» TASK GOAL:
Count the lines in the following data that include "Path". Please write only the number.

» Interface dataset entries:
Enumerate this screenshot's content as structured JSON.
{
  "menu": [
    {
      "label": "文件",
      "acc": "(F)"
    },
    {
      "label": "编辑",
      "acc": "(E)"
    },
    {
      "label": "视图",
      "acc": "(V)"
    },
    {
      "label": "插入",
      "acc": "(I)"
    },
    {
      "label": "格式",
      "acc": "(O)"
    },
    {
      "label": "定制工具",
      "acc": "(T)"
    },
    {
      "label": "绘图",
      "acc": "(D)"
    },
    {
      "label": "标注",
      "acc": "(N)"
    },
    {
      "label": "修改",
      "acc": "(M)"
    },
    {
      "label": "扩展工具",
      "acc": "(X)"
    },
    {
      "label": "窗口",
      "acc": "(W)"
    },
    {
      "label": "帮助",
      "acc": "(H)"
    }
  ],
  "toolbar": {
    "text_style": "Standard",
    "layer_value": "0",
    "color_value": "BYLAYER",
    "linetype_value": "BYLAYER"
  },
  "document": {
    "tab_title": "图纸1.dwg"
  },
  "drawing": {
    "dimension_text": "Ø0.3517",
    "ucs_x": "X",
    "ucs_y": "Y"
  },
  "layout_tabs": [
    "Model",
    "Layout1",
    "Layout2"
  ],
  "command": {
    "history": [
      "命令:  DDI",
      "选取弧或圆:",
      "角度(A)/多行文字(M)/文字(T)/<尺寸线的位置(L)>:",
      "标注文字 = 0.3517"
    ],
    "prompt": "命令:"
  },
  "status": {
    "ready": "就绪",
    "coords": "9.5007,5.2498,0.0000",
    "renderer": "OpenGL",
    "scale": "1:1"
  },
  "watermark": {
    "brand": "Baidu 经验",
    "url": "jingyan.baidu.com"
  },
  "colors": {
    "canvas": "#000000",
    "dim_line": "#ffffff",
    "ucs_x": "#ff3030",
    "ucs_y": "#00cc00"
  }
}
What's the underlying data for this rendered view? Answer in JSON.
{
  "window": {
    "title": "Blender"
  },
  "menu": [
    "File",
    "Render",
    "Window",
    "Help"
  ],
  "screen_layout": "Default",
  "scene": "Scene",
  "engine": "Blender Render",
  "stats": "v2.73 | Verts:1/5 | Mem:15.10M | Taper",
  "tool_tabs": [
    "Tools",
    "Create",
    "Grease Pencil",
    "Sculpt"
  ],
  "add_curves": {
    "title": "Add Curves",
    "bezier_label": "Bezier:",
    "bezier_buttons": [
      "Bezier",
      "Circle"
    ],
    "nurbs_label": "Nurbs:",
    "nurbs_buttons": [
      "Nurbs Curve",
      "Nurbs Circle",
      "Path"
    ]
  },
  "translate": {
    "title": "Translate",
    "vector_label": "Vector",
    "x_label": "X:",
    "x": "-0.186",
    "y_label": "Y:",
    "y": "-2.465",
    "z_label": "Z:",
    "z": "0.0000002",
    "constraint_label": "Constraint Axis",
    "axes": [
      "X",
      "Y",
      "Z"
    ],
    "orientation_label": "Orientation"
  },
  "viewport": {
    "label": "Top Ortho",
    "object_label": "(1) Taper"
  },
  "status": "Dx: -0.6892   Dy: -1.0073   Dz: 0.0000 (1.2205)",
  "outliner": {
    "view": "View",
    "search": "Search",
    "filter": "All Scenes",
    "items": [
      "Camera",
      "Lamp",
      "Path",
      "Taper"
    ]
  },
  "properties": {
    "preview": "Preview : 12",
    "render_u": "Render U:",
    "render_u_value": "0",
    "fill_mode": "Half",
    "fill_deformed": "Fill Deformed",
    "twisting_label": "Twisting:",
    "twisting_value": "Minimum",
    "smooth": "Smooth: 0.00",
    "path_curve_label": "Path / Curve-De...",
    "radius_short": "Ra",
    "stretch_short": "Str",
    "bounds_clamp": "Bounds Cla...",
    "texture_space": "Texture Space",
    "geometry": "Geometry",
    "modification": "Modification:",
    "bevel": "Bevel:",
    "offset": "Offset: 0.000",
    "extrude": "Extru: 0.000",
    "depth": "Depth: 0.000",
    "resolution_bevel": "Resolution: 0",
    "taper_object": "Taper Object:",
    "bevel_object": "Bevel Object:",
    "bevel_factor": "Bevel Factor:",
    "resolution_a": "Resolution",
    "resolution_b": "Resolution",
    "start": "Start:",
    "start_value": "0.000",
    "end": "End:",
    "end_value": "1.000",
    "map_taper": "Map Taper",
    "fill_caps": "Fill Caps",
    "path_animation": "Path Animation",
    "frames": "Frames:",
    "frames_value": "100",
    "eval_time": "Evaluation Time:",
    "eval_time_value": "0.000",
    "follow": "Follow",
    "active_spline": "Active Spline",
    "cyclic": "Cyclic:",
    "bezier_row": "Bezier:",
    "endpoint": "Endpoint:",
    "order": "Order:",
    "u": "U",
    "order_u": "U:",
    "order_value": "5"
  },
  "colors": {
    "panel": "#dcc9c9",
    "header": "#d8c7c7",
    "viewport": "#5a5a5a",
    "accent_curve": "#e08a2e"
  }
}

» RESULT:
4